Imagine if the garbage celebs who made that “Imagine” song cover had put half as much effort into their singing as these pro stunt artists put into their own quarantine content: a fight scene performed by over a dozen stunt artists, remotely.
Love isn’t patient and kind and humble. Love is messy. And horrible and selfish and bold. It’s not finding your perfect half. It’s the trying and reaching and failing. Love is being willing to ruin your good painting for the chance at a great one.
BUSTER KEATON in SHERLOCK, JR. (1924)

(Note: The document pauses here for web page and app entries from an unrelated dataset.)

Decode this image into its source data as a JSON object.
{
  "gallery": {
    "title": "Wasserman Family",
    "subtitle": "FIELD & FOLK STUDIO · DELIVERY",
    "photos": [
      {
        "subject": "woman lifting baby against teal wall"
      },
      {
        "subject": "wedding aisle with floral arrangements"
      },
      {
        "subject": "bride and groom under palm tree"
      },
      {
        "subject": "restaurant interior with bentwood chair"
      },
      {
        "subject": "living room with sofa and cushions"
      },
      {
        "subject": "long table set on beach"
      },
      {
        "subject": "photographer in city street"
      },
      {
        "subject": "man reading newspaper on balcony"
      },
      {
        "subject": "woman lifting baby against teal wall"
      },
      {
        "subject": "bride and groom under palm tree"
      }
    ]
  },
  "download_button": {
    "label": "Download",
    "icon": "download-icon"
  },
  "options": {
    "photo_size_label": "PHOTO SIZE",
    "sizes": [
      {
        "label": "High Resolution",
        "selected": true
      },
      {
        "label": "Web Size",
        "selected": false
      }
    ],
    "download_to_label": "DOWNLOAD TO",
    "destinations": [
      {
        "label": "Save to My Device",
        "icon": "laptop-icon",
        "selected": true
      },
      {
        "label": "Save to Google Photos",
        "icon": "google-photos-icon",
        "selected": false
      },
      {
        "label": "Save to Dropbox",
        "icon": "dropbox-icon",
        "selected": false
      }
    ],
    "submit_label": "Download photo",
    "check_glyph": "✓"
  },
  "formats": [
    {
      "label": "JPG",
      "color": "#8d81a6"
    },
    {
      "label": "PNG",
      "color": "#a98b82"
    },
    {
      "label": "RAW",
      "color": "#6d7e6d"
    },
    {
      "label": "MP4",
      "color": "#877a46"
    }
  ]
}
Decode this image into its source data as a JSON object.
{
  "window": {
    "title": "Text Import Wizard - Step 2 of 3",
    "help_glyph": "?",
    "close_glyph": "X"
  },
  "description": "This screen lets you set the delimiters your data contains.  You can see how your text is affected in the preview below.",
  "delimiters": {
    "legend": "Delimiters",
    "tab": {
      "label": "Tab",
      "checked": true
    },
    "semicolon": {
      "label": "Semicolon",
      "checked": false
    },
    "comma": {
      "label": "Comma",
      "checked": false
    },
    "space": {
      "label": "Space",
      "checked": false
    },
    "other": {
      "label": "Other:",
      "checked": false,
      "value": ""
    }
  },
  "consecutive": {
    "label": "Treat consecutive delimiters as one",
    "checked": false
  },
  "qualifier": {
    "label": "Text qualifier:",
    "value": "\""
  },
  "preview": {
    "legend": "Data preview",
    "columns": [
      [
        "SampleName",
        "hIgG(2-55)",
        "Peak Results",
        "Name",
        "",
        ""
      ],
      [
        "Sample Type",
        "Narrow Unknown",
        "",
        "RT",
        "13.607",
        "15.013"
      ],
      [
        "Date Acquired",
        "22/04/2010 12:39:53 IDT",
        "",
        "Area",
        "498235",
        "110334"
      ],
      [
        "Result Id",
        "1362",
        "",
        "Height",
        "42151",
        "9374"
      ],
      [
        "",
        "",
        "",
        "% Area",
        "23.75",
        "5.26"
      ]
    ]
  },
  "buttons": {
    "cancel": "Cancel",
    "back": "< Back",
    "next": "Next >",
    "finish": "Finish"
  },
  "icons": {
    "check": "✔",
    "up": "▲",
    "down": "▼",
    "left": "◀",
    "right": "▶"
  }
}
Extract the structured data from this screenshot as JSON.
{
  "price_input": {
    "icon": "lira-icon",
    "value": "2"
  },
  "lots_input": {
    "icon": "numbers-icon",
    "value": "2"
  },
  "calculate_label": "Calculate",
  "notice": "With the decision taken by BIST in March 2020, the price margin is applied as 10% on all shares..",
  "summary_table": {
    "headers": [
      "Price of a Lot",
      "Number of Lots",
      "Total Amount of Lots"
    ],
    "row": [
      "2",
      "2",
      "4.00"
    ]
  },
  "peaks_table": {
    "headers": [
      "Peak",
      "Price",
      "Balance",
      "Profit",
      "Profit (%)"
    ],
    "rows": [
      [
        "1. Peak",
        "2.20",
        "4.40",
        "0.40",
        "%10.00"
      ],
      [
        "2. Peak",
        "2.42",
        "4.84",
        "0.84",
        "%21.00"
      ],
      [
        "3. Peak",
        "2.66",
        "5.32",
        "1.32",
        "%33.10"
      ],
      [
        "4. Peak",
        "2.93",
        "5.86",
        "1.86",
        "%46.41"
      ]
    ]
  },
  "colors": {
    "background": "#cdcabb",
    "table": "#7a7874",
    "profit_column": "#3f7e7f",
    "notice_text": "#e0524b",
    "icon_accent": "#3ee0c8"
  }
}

“Keaton told film historian Kevin Brownlow that one scene inspired the entire picture: a man, in this case, a projectionist, tries to enter the movie he is watching. At first he can’t; the characters in the film he is watching throw him out of the screen. When he sneaks back in he suddenly finds that he has no control over the narrative: a nighttime scene in a garden cuts without warning to a busy city street, then to a mountain cliff, then to a jungle filled with lions, to a desert, etc. It is a scene with a precision and clarity that is breathtaking. Keaton, his cameramen, and technical director Fred Gabourie filmed it with surveying equipment to align the separate elements… It may be the first time a filmmaker ever questioned the meaning and function of linear narrative.” — Daniel Eagen